* **WHAT YOU SHOULD DO**:
Leave the pictures aside and copy all the data exactly.

(Excerpts from an interface dataset)
********************
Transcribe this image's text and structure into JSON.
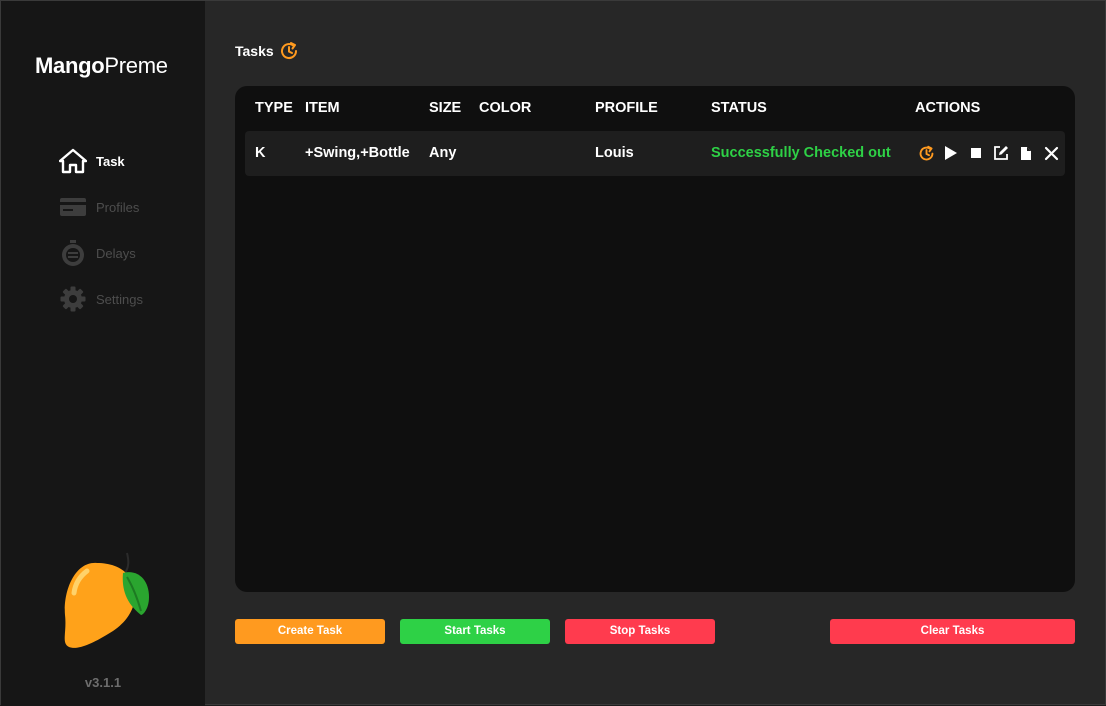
{
  "app": {
    "brand_bold": "Mango",
    "brand_light": "Preme",
    "version": "v3.1.1"
  },
  "sidebar": {
    "items": [
      {
        "label": "Task",
        "icon": "home-icon",
        "active": true
      },
      {
        "label": "Profiles",
        "icon": "credit-card-icon",
        "active": false
      },
      {
        "label": "Delays",
        "icon": "stopwatch-icon",
        "active": false
      },
      {
        "label": "Settings",
        "icon": "gear-icon",
        "active": false
      }
    ]
  },
  "main": {
    "title": "Tasks",
    "title_icon": "clock-refresh-icon",
    "table": {
      "columns": [
        "TYPE",
        "ITEM",
        "SIZE",
        "COLOR",
        "PROFILE",
        "STATUS",
        "ACTIONS"
      ],
      "rows": [
        {
          "type": "K",
          "item": "+Swing,+Bottle",
          "size": "Any",
          "color": "",
          "profile": "Louis",
          "status": "Successfully Checked out",
          "actions": [
            "clock-refresh-icon",
            "play-icon",
            "stop-icon",
            "edit-icon",
            "file-icon",
            "close-icon"
          ]
        }
      ]
    }
  },
  "buttons": {
    "create": "Create Task",
    "start": "Start Tasks",
    "stop": "Stop Tasks",
    "clear": "Clear Tasks"
  },
  "colors": {
    "accent_orange": "#ff9a1f",
    "success_green": "#2ed146",
    "danger_red": "#ff3b4e",
    "panel": "#0f0f0f",
    "sidebar": "#161616"
  }
}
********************
* **REPLY TO THE EXERCISE**:
Transcribe this image's text and structure into JSON.
{
  "app": {
    "brand_bold": "Mango",
    "brand_light": "Preme",
    "version": "v3.1.1"
  },
  "sidebar": {
    "items": [
      {
        "label": "Task",
        "icon": "home-icon",
        "active": true
      },
      {
        "label": "Profiles",
        "icon": "credit-card-icon",
        "active": false
      },
      {
        "label": "Delays",
        "icon": "stopwatch-icon",
        "active": false
      },
      {
        "label": "Settings",
        "icon": "gear-icon",
        "active": false
      }
    ]
  },
  "main": {
    "title": "Tasks",
    "title_icon": "clock-refresh-icon",
    "table": {
      "columns": [
        "TYPE",
        "ITEM",
        "SIZE",
        "COLOR",
        "PROFILE",
        "STATUS",
        "ACTIONS"
      ],
      "rows": [
        {
          "type": "K",
          "item": "+Swing,+Bottle",
          "size": "Any",
          "color": "",
          "profile": "Louis",
          "status": "Successfully Checked out",
          "actions": [
            "clock-refresh-icon",
            "play-icon",
            "stop-icon",
            "edit-icon",
            "file-icon",
            "close-icon"
          ]
        }
      ]
    }
  },
  "buttons": {
    "create": "Create Task",
    "start": "Start Tasks",
    "stop": "Stop Tasks",
    "clear": "Clear Tasks"
  },
  "colors": {
    "accent_orange": "#ff9a1f",
    "success_green": "#2ed146",
    "danger_red": "#ff3b4e",
    "panel": "#0f0f0f",
    "sidebar": "#161616"
  }
}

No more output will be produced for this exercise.